“The brunt of the attack to move OSI to fell upon Col. Singhoff,” Singhoff’s former executive officer recalled. “One of the Inspector General’s ideas was [to] move OSI and the Security Police to New Mexico and then combine them.”

“It would have been a law enforcement outfit like a police department, with OSI becoming the detectives,” they added. “Col. Singhoff stood his ground. He is the one primary reason OSI remains with its present mission today, along with its other national sister investigative units.”

His third command priority involved making OSI operations and accomplishments more visible and open to help combat negative perceptions of the organization by the Air Force community. By doing so, the first two topics were successfully prevented from becoming reality.

Singhoff also championed the effort to keep OSI as a neutral investigative agency, despite some planning by then-Air Staff senior leaders to move OSI units directly under the control of the Air Force commanders they primarily served. 

“Without Col. Singhoff’s tenacious perseverance, the traditional OSI mission could have easily been garnered by other Air Staff elements,” another former executive officer recalled. “More often than not, Col. Singhoff was pitted against two-star and three-star antagonists for most of his three-year tenure.”

“In this internal and hostile environment, Col. Singhoff remained a staunch supporter of his field commanders and dedicated OSI efforts to support the grassroots Air Force throughout the command,” they added. “I will forever respect and admire Col. Singhoff for his officership qualities of selflessness, integrity under stress and personal sacrifice.”

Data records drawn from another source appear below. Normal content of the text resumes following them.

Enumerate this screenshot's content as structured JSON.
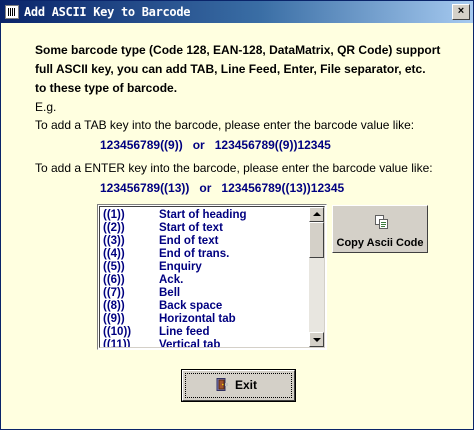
{
  "window": {
    "title": "Add ASCII Key to Barcode",
    "close_label": "×"
  },
  "intro": {
    "line1": "Some barcode type (Code 128, EAN-128, DataMatrix, QR Code) support",
    "line2": "full ASCII key, you can add TAB, Line Feed, Enter, File separator, etc.",
    "line3": "to these type of barcode.",
    "eg": "E.g."
  },
  "tab_example": {
    "description": "To add a TAB key into the barcode, please enter the barcode value like:",
    "example": "123456789((9))   or   123456789((9))12345"
  },
  "enter_example": {
    "description": "To add a ENTER key into the barcode, please enter the barcode value like:",
    "example": "123456789((13))   or   123456789((13))12345"
  },
  "ascii_list": [
    {
      "code": "((1))",
      "name": "Start of heading"
    },
    {
      "code": "((2))",
      "name": "Start of text"
    },
    {
      "code": "((3))",
      "name": "End of text"
    },
    {
      "code": "((4))",
      "name": "End of trans."
    },
    {
      "code": "((5))",
      "name": "Enquiry"
    },
    {
      "code": "((6))",
      "name": "Ack."
    },
    {
      "code": "((7))",
      "name": "Bell"
    },
    {
      "code": "((8))",
      "name": "Back space"
    },
    {
      "code": "((9))",
      "name": "Horizontal tab"
    },
    {
      "code": "((10))",
      "name": "Line feed"
    },
    {
      "code": "((11))",
      "name": "Vertical tab"
    }
  ],
  "buttons": {
    "copy_label": "Copy Ascii Code",
    "exit_label": "Exit"
  },
  "icons": {
    "title": "barcode-app-icon",
    "copy": "copy-document-icon",
    "exit": "exit-door-icon"
  },
  "colors": {
    "background": "#ffffe0",
    "example_text": "#000080",
    "titlebar": "#0a246a"
  }
}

Singhoff was also a firm advocate for returning the OSI commander to the rank of a general officer. Both he and his predecessor served as OSI commander at the rank of colonel. All their successors have been general officers since his efforts.

During his tenure as commander, other OSI historical events happened, like becoming the first law enforcement agency in the world to establish a unit dedicated solely to investigating computer-related crimes, the sudden withdrawal of all OSI personnel from Iran because of the Iranian Revolution, and the move of OSI headquarters from the downtown Washington, D.C., to nearby Bolling AFB, to keep it in the national capital region. 

Under his leadership, OSI was also awarded the Air Force Organizational Excellence Award for the period July 1 1978, to June 30 1979,.

Singhoff remained in command of OSI until June 1 1980, when he retired from active duty after over 30 years of service. At the time of his retirement, Singhoff’s awards and decorations included the Meritorious Service Medal with two oak leaf clusters, the Air Force Commendation Medal with one oak leaf cluster, the National Defense Service Medal, and the National Intelligence Medal of Achievement. 

Following his retirement from the Air Force, Singhoff worked with the Agency for International Development as a deputy and as an assistant inspector general for investigations. He later served multiple roles with the Intelligence Community Staff Agency, a former support organization to the Director of National Intelligence.

“The entire OSI Family is saddened at the passing of Col. Signhoff,” Bullard said. “While in command of OSI, he ensured future generations of Special Agents would continue the mission he took on, as evidenced by the results.” 

“Our thoughts are with his friends and family during this difficult time,” he said.